▶ [WHAT IS BEING ASKED]: Pull out from the material below all lines with "icon".

——————————

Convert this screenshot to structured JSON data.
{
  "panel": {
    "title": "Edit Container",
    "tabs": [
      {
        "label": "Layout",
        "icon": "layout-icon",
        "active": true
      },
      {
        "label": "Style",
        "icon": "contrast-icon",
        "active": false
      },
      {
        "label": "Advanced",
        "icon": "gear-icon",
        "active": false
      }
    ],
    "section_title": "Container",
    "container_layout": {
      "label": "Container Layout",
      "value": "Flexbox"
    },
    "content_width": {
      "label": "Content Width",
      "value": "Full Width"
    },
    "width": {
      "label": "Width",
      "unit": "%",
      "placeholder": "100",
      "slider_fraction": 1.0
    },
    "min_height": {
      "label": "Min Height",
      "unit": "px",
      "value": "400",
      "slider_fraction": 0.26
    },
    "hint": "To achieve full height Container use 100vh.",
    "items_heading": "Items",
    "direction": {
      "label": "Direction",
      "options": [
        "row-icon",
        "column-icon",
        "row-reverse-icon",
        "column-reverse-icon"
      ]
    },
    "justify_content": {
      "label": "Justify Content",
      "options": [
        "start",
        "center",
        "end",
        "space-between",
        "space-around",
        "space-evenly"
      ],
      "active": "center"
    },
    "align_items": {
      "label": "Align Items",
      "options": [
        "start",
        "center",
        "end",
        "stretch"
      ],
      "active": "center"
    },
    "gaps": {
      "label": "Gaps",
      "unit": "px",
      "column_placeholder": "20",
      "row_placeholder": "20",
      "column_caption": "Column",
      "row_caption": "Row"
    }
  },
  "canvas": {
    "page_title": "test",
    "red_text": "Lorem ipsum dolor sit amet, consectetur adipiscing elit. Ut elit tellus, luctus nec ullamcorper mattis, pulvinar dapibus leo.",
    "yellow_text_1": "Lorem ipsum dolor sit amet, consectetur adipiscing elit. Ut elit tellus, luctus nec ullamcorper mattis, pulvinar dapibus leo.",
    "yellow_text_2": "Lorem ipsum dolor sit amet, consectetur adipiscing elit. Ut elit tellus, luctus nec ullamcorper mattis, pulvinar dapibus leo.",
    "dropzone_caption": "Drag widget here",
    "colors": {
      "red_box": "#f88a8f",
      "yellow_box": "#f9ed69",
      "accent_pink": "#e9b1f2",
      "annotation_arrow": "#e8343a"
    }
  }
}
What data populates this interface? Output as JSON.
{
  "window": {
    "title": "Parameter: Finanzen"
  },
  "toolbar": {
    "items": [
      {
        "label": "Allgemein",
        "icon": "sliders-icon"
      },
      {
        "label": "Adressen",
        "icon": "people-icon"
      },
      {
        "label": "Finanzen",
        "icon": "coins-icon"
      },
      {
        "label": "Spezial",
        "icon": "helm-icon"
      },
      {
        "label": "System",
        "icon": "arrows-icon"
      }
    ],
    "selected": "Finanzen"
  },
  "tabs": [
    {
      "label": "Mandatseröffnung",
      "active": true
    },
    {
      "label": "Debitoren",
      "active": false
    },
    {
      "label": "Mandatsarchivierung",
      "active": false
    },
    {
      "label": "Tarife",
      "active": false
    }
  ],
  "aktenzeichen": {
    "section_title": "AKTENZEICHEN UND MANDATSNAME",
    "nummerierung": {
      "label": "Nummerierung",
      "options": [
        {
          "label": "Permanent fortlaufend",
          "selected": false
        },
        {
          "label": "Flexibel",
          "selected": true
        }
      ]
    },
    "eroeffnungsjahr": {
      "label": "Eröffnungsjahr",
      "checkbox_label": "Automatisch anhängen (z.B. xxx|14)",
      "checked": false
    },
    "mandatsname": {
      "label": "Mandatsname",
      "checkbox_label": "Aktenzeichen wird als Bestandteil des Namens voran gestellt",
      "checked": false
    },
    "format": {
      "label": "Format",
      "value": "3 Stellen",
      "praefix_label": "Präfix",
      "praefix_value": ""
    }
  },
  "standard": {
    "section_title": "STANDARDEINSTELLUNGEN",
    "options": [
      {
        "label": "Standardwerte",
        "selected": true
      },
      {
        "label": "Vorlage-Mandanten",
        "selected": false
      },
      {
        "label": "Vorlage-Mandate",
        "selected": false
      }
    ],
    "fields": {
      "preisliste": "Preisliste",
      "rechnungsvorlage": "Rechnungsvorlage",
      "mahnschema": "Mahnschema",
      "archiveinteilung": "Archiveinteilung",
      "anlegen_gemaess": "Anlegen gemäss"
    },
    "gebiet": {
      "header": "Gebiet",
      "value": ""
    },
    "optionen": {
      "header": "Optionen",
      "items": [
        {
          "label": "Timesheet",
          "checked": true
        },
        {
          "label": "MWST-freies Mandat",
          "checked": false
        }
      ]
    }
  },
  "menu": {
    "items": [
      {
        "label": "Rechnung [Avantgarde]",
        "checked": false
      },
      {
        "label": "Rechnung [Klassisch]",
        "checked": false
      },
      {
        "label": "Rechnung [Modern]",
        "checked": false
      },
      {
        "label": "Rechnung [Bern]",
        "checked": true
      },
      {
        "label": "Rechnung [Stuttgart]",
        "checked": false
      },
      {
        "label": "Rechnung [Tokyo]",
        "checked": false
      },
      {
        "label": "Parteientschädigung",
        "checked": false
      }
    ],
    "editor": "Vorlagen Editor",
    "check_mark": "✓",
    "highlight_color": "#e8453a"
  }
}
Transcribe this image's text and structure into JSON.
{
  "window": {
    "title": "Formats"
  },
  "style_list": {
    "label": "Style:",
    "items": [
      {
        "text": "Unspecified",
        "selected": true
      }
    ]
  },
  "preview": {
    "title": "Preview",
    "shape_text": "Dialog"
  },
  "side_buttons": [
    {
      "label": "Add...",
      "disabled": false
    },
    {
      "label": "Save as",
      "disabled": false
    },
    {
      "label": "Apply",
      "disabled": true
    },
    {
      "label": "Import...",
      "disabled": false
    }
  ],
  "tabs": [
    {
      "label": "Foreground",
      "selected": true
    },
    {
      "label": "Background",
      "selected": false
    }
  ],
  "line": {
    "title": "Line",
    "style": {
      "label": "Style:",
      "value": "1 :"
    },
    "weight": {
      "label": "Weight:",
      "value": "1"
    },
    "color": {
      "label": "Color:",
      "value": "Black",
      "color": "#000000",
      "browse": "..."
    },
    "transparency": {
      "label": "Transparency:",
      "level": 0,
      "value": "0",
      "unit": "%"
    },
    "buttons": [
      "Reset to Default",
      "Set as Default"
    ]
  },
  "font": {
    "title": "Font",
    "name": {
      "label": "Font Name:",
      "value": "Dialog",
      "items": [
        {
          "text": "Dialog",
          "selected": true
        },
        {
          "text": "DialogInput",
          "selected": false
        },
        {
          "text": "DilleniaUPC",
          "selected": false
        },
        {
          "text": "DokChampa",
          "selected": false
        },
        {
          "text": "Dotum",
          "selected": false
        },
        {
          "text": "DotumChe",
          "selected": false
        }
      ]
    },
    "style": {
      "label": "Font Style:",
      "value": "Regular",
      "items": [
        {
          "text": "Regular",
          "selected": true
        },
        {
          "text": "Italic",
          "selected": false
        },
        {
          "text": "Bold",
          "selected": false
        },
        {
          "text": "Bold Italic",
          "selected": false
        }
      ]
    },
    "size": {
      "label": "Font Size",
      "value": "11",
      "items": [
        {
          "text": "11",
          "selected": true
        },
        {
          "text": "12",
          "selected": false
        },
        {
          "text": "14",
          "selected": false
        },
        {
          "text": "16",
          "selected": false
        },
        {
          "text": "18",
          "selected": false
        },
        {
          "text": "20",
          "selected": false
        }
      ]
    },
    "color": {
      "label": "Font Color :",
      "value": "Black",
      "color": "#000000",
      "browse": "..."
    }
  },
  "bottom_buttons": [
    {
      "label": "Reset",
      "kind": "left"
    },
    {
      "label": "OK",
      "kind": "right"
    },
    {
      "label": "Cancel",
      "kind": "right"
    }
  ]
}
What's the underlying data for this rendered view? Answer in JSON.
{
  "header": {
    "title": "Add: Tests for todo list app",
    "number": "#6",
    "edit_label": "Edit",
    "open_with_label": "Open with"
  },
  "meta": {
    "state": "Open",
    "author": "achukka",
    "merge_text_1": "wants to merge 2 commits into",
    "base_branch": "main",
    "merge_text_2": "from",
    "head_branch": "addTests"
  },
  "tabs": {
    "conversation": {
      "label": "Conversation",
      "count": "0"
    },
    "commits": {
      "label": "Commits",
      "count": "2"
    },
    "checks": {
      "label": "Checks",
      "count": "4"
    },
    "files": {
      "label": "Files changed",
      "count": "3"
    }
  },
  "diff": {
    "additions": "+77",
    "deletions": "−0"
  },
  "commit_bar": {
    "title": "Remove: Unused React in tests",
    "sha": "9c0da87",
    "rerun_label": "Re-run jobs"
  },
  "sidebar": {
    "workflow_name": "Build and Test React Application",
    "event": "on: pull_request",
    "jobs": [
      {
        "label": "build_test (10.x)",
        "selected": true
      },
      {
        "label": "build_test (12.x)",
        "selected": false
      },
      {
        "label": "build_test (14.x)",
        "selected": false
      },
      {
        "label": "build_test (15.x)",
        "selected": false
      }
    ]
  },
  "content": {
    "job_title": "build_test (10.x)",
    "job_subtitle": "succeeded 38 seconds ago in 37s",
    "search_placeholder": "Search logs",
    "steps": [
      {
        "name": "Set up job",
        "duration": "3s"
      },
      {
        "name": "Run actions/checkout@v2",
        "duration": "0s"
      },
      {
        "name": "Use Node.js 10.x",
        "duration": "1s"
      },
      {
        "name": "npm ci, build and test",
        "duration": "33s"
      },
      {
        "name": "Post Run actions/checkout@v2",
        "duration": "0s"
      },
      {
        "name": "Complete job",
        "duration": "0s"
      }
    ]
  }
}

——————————

▶ [TASK ANSWER]:
        "icon": "layout-icon",
        "icon": "contrast-icon",
        "icon": "gear-icon",
        "row-icon",
        "column-icon",
        "row-reverse-icon",
        "column-reverse-icon"
        "icon": "sliders-icon"
        "icon": "people-icon"
        "icon": "coins-icon"
        "icon": "helm-icon"
        "icon": "arrows-icon"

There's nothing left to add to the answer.